[Opening Task input section]

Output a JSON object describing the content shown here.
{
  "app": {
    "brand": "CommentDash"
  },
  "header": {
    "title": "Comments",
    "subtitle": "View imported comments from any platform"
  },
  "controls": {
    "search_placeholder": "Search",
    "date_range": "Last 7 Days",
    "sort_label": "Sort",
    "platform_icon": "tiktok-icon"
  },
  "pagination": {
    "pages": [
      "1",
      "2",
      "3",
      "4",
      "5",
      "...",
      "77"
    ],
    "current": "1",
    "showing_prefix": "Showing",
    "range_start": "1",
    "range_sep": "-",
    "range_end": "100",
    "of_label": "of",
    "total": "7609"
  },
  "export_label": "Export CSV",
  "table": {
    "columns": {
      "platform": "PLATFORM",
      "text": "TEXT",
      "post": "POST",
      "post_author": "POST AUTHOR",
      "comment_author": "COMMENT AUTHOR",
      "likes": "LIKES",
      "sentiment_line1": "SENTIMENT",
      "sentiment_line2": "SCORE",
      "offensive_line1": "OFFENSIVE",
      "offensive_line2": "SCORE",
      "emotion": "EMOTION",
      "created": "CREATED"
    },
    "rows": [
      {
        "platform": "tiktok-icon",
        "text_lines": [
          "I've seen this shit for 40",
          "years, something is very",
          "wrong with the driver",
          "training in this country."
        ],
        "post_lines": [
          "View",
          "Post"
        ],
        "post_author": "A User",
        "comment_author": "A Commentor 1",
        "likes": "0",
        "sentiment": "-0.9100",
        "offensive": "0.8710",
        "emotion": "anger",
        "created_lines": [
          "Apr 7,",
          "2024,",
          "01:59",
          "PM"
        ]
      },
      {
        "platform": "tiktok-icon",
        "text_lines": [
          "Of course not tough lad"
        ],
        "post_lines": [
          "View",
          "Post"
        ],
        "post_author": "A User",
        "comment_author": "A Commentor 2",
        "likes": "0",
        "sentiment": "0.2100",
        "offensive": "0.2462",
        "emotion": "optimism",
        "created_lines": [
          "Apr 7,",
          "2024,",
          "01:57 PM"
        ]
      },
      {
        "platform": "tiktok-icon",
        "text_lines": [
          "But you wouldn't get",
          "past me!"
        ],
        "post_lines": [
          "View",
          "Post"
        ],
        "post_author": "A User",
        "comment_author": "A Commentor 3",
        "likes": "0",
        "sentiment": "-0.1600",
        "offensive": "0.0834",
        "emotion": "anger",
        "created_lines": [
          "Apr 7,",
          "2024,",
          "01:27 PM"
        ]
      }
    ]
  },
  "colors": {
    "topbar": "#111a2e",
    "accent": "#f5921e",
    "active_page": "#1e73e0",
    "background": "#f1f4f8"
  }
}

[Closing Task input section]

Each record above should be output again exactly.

Output a JSON object describing the content shown here.
{
  "app": {
    "brand": "CommentDash"
  },
  "header": {
    "title": "Comments",
    "subtitle": "View imported comments from any platform"
  },
  "controls": {
    "search_placeholder": "Search",
    "date_range": "Last 7 Days",
    "sort_label": "Sort",
    "platform_icon": "tiktok-icon"
  },
  "pagination": {
    "pages": [
      "1",
      "2",
      "3",
      "4",
      "5",
      "...",
      "77"
    ],
    "current": "1",
    "showing_prefix": "Showing",
    "range_start": "1",
    "range_sep": "-",
    "range_end": "100",
    "of_label": "of",
    "total": "7609"
  },
  "export_label": "Export CSV",
  "table": {
    "columns": {
      "platform": "PLATFORM",
      "text": "TEXT",
      "post": "POST",
      "post_author": "POST AUTHOR",
      "comment_author": "COMMENT AUTHOR",
      "likes": "LIKES",
      "sentiment_line1": "SENTIMENT",
      "sentiment_line2": "SCORE",
      "offensive_line1": "OFFENSIVE",
      "offensive_line2": "SCORE",
      "emotion": "EMOTION",
      "created": "CREATED"
    },
    "rows": [
      {
        "platform": "tiktok-icon",
        "text_lines": [
          "I've seen this shit for 40",
          "years, something is very",
          "wrong with the driver",
          "training in this country."
        ],
        "post_lines": [
          "View",
          "Post"
        ],
        "post_author": "A User",
        "comment_author": "A Commentor 1",
        "likes": "0",
        "sentiment": "-0.9100",
        "offensive": "0.8710",
        "emotion": "anger",
        "created_lines": [
          "Apr 7,",
          "2024,",
          "01:59",
          "PM"
        ]
      },
      {
        "platform": "tiktok-icon",
        "text_lines": [
          "Of course not tough lad"
        ],
        "post_lines": [
          "View",
          "Post"
        ],
        "post_author": "A User",
        "comment_author": "A Commentor 2",
        "likes": "0",
        "sentiment": "0.2100",
        "offensive": "0.2462",
        "emotion": "optimism",
        "created_lines": [
          "Apr 7,",
          "2024,",
          "01:57 PM"
        ]
      },
      {
        "platform": "tiktok-icon",
        "text_lines": [
          "But you wouldn't get",
          "past me!"
        ],
        "post_lines": [
          "View",
          "Post"
        ],
        "post_author": "A User",
        "comment_author": "A Commentor 3",
        "likes": "0",
        "sentiment": "-0.1600",
        "offensive": "0.0834",
        "emotion": "anger",
        "created_lines": [
          "Apr 7,",
          "2024,",
          "01:27 PM"
        ]
      }
    ]
  },
  "colors": {
    "topbar": "#111a2e",
    "accent": "#f5921e",
    "active_page": "#1e73e0",
    "background": "#f1f4f8"
  }
}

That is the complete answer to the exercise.